- What the task asks:
In the records below, find the lines that include "this" and copy each.

- Records shown:
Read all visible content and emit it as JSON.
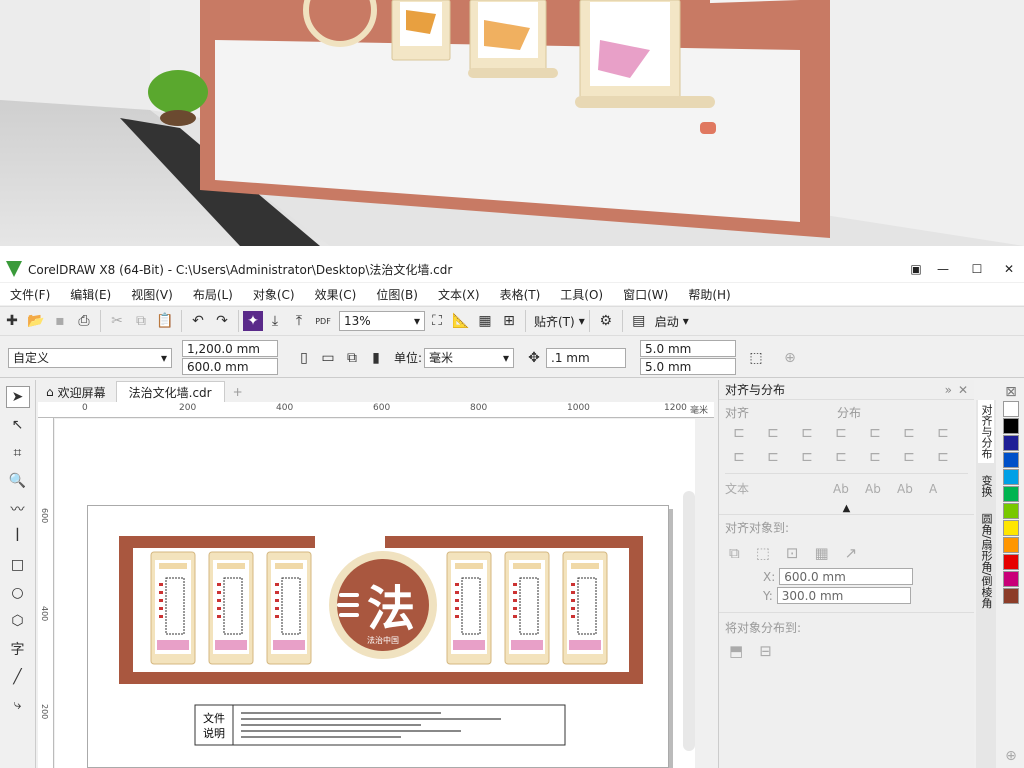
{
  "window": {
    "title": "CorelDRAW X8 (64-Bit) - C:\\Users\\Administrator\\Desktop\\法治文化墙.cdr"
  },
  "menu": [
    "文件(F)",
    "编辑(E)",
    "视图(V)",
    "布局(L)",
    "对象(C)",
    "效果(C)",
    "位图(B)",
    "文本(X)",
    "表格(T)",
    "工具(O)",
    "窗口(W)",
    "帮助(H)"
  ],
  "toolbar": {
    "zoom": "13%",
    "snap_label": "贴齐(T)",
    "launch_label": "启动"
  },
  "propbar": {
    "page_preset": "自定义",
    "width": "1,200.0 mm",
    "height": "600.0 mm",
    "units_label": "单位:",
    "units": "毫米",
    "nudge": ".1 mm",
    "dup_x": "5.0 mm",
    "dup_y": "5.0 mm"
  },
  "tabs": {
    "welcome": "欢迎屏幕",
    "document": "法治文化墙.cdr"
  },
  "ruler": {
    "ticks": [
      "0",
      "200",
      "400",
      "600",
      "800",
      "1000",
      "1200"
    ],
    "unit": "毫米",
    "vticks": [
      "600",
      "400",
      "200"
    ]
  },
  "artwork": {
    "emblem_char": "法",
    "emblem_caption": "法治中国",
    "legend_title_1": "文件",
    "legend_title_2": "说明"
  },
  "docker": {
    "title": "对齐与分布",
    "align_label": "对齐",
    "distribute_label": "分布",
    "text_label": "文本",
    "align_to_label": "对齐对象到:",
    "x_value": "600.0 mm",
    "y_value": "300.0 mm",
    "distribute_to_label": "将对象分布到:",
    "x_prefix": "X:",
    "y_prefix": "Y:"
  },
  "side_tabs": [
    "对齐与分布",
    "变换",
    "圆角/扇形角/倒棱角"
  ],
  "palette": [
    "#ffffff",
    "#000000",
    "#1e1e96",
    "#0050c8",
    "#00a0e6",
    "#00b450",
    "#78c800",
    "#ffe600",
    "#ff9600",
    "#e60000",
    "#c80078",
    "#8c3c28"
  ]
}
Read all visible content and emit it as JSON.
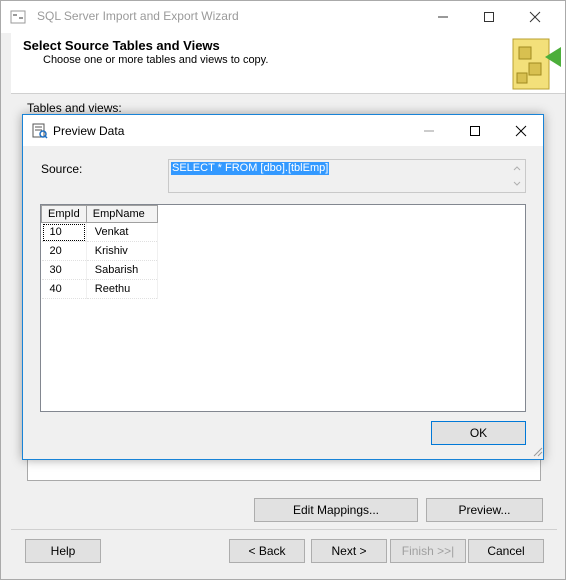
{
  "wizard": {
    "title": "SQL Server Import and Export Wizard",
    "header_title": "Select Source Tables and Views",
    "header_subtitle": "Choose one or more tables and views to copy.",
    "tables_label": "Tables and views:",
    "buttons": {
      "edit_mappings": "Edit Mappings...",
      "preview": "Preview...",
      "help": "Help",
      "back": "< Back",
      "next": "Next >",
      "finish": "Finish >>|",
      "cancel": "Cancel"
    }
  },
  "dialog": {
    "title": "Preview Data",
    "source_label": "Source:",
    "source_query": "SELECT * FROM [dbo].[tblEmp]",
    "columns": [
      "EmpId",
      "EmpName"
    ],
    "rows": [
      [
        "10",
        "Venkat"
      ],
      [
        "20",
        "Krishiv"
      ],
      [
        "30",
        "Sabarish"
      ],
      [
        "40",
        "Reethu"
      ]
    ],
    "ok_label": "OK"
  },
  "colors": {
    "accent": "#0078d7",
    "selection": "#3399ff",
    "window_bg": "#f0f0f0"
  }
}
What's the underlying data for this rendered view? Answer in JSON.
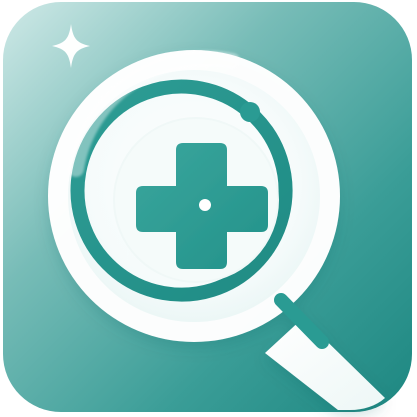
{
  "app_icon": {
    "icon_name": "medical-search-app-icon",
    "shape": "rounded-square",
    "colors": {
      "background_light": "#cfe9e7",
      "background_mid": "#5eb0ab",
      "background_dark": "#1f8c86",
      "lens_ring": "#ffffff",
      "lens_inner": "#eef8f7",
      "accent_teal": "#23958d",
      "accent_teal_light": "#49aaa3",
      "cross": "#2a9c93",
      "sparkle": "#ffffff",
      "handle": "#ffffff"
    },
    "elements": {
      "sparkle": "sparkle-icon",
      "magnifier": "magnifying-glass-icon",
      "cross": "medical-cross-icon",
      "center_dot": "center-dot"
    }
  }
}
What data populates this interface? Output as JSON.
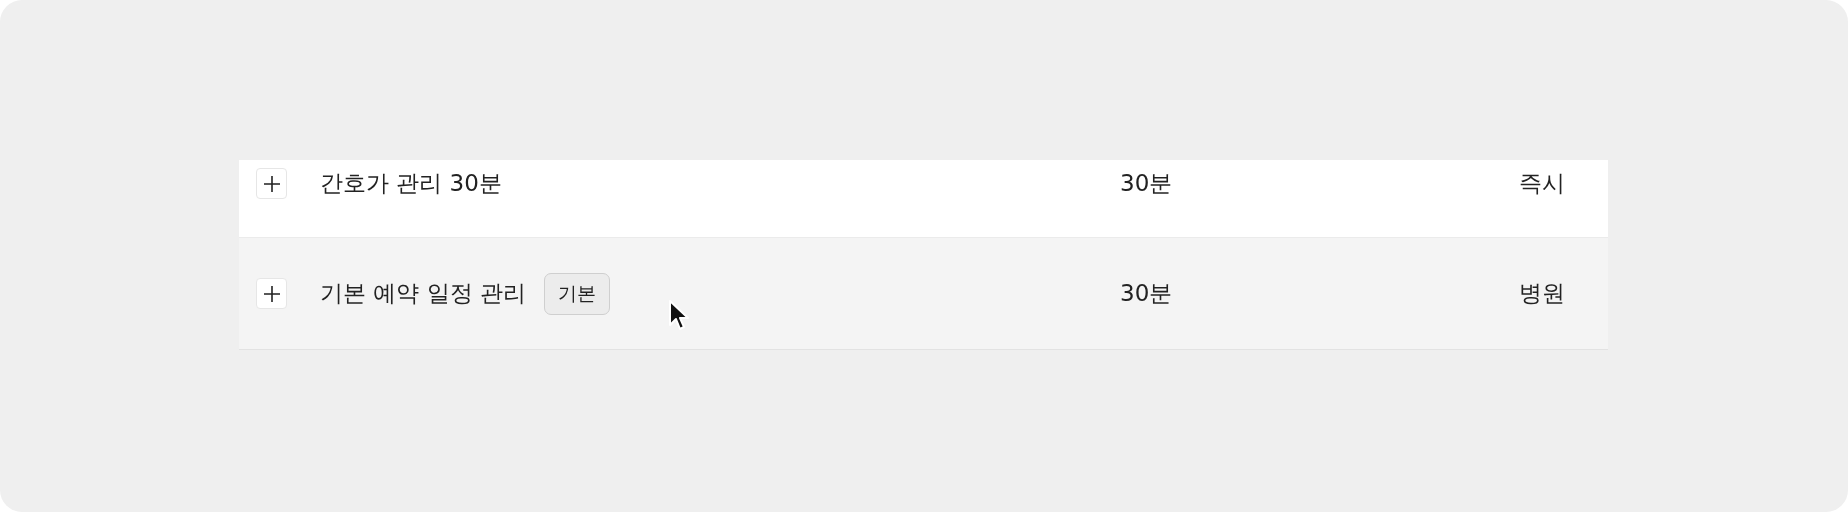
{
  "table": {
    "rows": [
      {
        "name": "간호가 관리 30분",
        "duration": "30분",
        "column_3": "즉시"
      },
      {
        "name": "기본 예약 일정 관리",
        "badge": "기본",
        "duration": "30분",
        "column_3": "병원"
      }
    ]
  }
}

- Finished exercise:
What's the underlying data for this rendered view? Answer in JSON.
What data populates this interface? Output as JSON.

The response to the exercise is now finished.